- Quality Assurance: Government inspections adhere to a regulated standard, ensuring consistency. Private services rely on the provider’s expertise and customer service quality.
- Convenience: Private services typically offer more flexible scheduling and multiple locations.
Preparing for a Car Inspection
Proper preparation for a car inspection can streamline the process, potentially save money, and increase the likelihood of passing the inspection on the first attempt. Here, we’ll discuss a checklist for a faster inspection and common issues that can delay the process.
Checklist for Faster Inspection
Ensure Proper Documentation is Ready:
- Registration and Insurance: Having these documents readily available is essential. Lack of proper documentation can lead to immediate failure.
Basic Vehicle Maintenance:

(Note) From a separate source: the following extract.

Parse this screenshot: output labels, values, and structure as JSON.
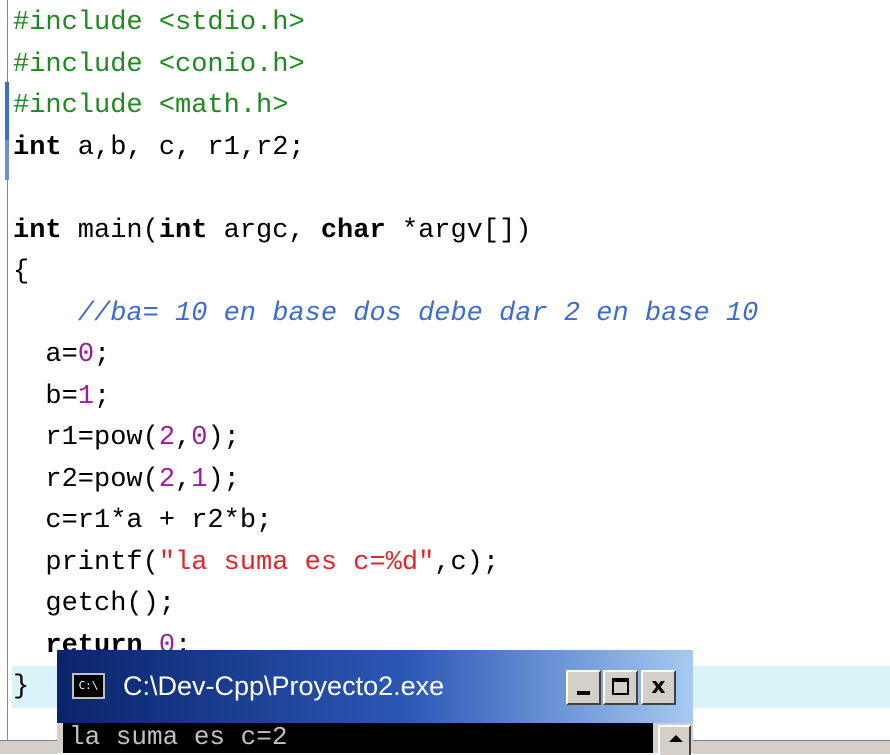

- Clean the Vehicle: A clean vehicle allows for a more efficient inspection, especially for bodywork and interior checks.
- Check Lights and Signals: Replace any burnt-out bulbs. This is a simple fix that can prevent delays.
Under the Hood Checks:
- Fluid Levels: Ensure oil, coolant, and brake fluid are at appropriate levels. Low fluid levels can indicate maintenance issues.
- Battery Check: A weak battery can fail a car inspection. Batteries typically last 3-5 years.
Brakes and Tires:
- Brake Functionality: Check for any unusual noises or reduced performance. Brake pads should have more than 1/4 inch of padding.
- Tire Condition: Tires should have more than 2/32 inch tread depth and be properly inflated.
- Catalytic Converter: Ensure it is present and functioning. Replacing a catalytic converter can cost between $945 and $2475.
Common Issues That Delay Inspections
- Old Wiper Blades: Can fail a safety inspection. Wiper blade replacement is an easy and inexpensive fix.
- Leaks or Corrosion: Indicate more significant issues. Engine or transmission leaks can be costly to repair.
Electronic and Emission System Failures:
- Check Engine Light: This is an immediate red flag. Diagnosing the issue can range from simple fixes to expensive repairs.
- Emission Failures: Can be caused by a range of issues from oxygen sensors to exhaust leaks.
- Body Damage: Especially issues that affect safety, like impaired visibility or damaged safety features.
- Interior Damage: Particularly to safety equipment like seat belts or airbags.
After the Inspection
Once a car inspection is completed, understanding the results and knowing the next steps if issues are found are crucial for maintaining the vehicle’s safety and performance. This section will guide you through interpreting inspection outcomes and addressing any identified problems.
Understanding Inspection Results
Review the Inspection Report:
- Clear Explanation: The report should clearly list all checked items and their status, indicating whether they passed, failed, or need attention.
- Identify Failures: Any component that fails the inspection requires immediate attention. It’s important to understand why it failed and the implications for vehicle safety and performance.
Evaluate the Severity of Issues:
Minor Issues: These might not require immediate action but should be monitored or fixed soon for optimal vehicle performance.
Major Issues: These are critical and can include problems with the brakes, steering, or emissions system. They often require immediate repair to ensure vehicle safety and compliance with legal standards.
Next Steps if Issues are Found
Safety First: Address any issues that directly impact safety, such as brake or steering problems, as a top priority.
Emissions and Environmental Compliance: Address emissions-related issues promptly to comply with environmental regulations.
Plan for Repairs:
Get Detailed Estimates: Obtain a comprehensive estimate for the repairs, including parts and labor costs. This helps in budgeting and avoids unexpected expenses.
Choose a Reliable Repair Service: Select a reputable mechanic or service center. Ensure they have experience with your vehicle type and the specific issues identified.
Understand Local Regulations: Some regions require a re-inspection after major repairs. Know the timeline and process for this.
Prepare for Follow-Up: If a re-inspection is needed, ensure all repairs are completed and recheck the vehicle to avoid further issues.